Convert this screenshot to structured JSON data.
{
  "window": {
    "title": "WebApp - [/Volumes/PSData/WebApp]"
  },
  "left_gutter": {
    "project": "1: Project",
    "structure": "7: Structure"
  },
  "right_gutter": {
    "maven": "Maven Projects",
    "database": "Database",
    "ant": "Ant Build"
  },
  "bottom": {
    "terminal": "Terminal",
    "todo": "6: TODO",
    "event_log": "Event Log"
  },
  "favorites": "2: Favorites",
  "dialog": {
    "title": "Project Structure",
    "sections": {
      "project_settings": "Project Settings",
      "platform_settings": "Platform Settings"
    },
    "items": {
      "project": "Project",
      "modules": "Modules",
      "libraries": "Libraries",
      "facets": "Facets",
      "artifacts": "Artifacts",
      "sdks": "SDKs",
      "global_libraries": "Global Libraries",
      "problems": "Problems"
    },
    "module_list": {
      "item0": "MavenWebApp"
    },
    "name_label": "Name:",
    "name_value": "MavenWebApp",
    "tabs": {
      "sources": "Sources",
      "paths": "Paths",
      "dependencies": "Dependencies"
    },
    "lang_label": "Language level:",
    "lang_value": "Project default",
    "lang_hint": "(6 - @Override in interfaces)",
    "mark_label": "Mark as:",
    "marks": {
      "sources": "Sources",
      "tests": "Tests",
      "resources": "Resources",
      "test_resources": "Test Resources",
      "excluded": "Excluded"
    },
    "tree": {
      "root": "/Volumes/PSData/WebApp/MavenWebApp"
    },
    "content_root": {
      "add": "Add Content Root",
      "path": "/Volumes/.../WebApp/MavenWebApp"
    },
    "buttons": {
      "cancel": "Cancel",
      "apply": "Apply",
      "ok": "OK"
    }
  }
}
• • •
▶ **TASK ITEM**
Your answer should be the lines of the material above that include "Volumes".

▶ **RESULT OF THIS TASK**
    "title": "WebApp - [/Volumes/PSData/WebApp]"
      "root": "/Volumes/PSData/WebApp/MavenWebApp"
      "path": "/Volumes/.../WebApp/MavenWebApp"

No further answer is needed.